Does this mean that on machines with 1 MiB of RAM some parts of it (and hence the associated DRAM ICs) will never be used?
No. For one, at this time Machines did not come with 1 MiB, but 640 KiB at max. Even when 1 MiBit chips where used, they where usually of the 256x4 kind, so 4 of them made up 512 KiB plus another 4 64x4 chips (256 KiBit) adding the remaining 128 KiB. For 8086/88/186 machines there was no reason in having more than 640KiB (*1).

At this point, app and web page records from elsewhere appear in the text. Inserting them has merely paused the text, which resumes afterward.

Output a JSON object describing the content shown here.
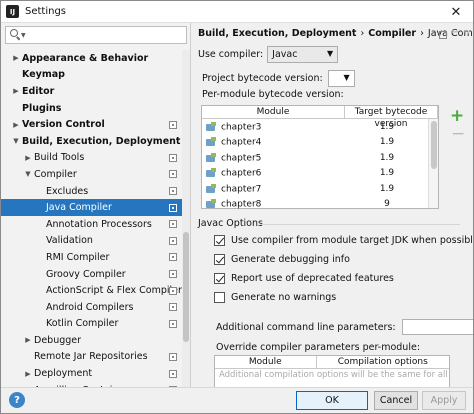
{
  "window": {
    "title": "Settings",
    "app_icon_text": "IJ",
    "close_glyph": "✕"
  },
  "search": {
    "value": "",
    "placeholder": ""
  },
  "tree": [
    {
      "label": "Appearance & Behavior",
      "level": 0,
      "bold": true,
      "arrow": "▶",
      "proj": false
    },
    {
      "label": "Keymap",
      "level": 0,
      "bold": true,
      "arrow": "",
      "proj": false
    },
    {
      "label": "Editor",
      "level": 0,
      "bold": true,
      "arrow": "▶",
      "proj": false
    },
    {
      "label": "Plugins",
      "level": 0,
      "bold": true,
      "arrow": "",
      "proj": false
    },
    {
      "label": "Version Control",
      "level": 0,
      "bold": true,
      "arrow": "▶",
      "proj": true
    },
    {
      "label": "Build, Execution, Deployment",
      "level": 0,
      "bold": true,
      "arrow": "▼",
      "proj": false
    },
    {
      "label": "Build Tools",
      "level": 1,
      "bold": false,
      "arrow": "▶",
      "proj": true
    },
    {
      "label": "Compiler",
      "level": 1,
      "bold": false,
      "arrow": "▼",
      "proj": true
    },
    {
      "label": "Excludes",
      "level": 2,
      "bold": false,
      "arrow": "",
      "proj": true
    },
    {
      "label": "Java Compiler",
      "level": 2,
      "bold": false,
      "arrow": "",
      "proj": true,
      "selected": true
    },
    {
      "label": "Annotation Processors",
      "level": 2,
      "bold": false,
      "arrow": "",
      "proj": true
    },
    {
      "label": "Validation",
      "level": 2,
      "bold": false,
      "arrow": "",
      "proj": true
    },
    {
      "label": "RMI Compiler",
      "level": 2,
      "bold": false,
      "arrow": "",
      "proj": true
    },
    {
      "label": "Groovy Compiler",
      "level": 2,
      "bold": false,
      "arrow": "",
      "proj": true
    },
    {
      "label": "ActionScript & Flex Compiler",
      "level": 2,
      "bold": false,
      "arrow": "",
      "proj": true
    },
    {
      "label": "Android Compilers",
      "level": 2,
      "bold": false,
      "arrow": "",
      "proj": true
    },
    {
      "label": "Kotlin Compiler",
      "level": 2,
      "bold": false,
      "arrow": "",
      "proj": true
    },
    {
      "label": "Debugger",
      "level": 1,
      "bold": false,
      "arrow": "▶",
      "proj": false
    },
    {
      "label": "Remote Jar Repositories",
      "level": 1,
      "bold": false,
      "arrow": "",
      "proj": true
    },
    {
      "label": "Deployment",
      "level": 1,
      "bold": false,
      "arrow": "▶",
      "proj": true
    },
    {
      "label": "Arquillian Containers",
      "level": 1,
      "bold": false,
      "arrow": "",
      "proj": true
    }
  ],
  "breadcrumb": {
    "part1": "Build, Execution, Deployment",
    "sep": "›",
    "part2": "Compiler",
    "part3": "Java Compiler"
  },
  "compiler": {
    "label": "Use compiler:",
    "value": "Javac",
    "dropdown_glyph": "▼"
  },
  "bytecode": {
    "label": "Project bytecode version:",
    "value": "",
    "dropdown_glyph": "▼"
  },
  "per_module": {
    "label": "Per-module bytecode version:",
    "columns": [
      "Module",
      "Target bytecode version"
    ],
    "rows": [
      {
        "module": "chapter3",
        "version": "1.9"
      },
      {
        "module": "chapter4",
        "version": "1.9"
      },
      {
        "module": "chapter5",
        "version": "1.9"
      },
      {
        "module": "chapter6",
        "version": "1.9"
      },
      {
        "module": "chapter7",
        "version": "1.9"
      },
      {
        "module": "chapter8",
        "version": "9"
      }
    ],
    "add_glyph": "+",
    "remove_glyph": "−"
  },
  "javac_options": {
    "title": "Javac Options",
    "checkboxes": [
      {
        "label": "Use compiler from module target JDK when possible",
        "checked": true
      },
      {
        "label": "Generate debugging info",
        "checked": true
      },
      {
        "label": "Report use of deprecated features",
        "checked": true
      },
      {
        "label": "Generate no warnings",
        "checked": false
      }
    ],
    "additional_label": "Additional command line parameters:",
    "additional_value": "",
    "override_label": "Override compiler parameters per-module:",
    "override_columns": [
      "Module",
      "Compilation options"
    ],
    "override_hint": "Additional compilation options will be the same for all modules"
  },
  "buttons": {
    "help": "?",
    "ok": "OK",
    "cancel": "Cancel",
    "apply": "Apply"
  }
}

With upcoming 80286 machines usage for more than 640 KiB became possible. Early AT still had only 640 KiB Base Memory and everything above 1 MiB was to be added with add on cards. It wasn't until Chips and Technologies came up with their NEAT chipset. NEAT being an Acronym for 'New Enhanced AT'. Beside continuing the further integration of prior discrete components like Bus Controllers, Timers or DMA, the NEAT chipset also added logic to support 1 MiB of RAM (or more) with a mapping of 640 KiB at 0..9FFFFh (classic PC address Range) and what's left starting at 100000h (above 1 MiB) into the ATs extended address space.
Timewise this happened ~1986.

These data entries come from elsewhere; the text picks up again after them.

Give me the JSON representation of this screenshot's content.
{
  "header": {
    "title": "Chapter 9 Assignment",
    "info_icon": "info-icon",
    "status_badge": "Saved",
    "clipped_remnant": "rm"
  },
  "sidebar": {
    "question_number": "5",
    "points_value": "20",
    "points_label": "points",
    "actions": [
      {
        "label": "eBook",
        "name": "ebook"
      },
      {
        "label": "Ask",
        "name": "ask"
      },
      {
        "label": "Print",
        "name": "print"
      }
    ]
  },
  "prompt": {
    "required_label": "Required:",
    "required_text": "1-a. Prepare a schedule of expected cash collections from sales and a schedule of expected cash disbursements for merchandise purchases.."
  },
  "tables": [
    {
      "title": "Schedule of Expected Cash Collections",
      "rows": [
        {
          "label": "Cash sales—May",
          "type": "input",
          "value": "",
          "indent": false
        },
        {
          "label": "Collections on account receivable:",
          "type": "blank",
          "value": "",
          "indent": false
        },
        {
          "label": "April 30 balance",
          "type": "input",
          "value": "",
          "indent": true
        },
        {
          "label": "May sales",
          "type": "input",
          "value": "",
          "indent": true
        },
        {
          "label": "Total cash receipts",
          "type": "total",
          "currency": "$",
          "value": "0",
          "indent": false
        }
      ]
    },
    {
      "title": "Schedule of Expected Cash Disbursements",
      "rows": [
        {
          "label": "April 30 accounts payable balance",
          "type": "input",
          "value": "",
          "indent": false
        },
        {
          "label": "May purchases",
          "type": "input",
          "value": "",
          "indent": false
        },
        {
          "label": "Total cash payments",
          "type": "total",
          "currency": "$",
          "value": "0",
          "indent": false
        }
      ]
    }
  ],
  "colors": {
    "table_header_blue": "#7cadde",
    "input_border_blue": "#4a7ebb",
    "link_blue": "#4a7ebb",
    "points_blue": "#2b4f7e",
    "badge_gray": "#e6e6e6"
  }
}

Successive chipsets added more features. For example shadowing of BIOS ROMs (*2) and LIM-EMS support with the LEAP chipset. Of course other companies also started to build integrated chipsets. Ultimately this was the start (*3) of today's well known Northbridge design of modern PCs.
*1 - At least not while being compatible. Non or less compatible machines, like the SIEMENS PC-D did offer a continuous MiB or RAM.
*2 - Already at this time ROM and even more EPROM chips where much slower than RAM. Every BIOS access did slow the machine down. With shadowing the BIOS content got copied into RAM, with write protection acting as fast ROM emulation.
*3 - The SuperXT chipset for 8086 machines was released after the NEAT one, despite what the lower chip-id suggests.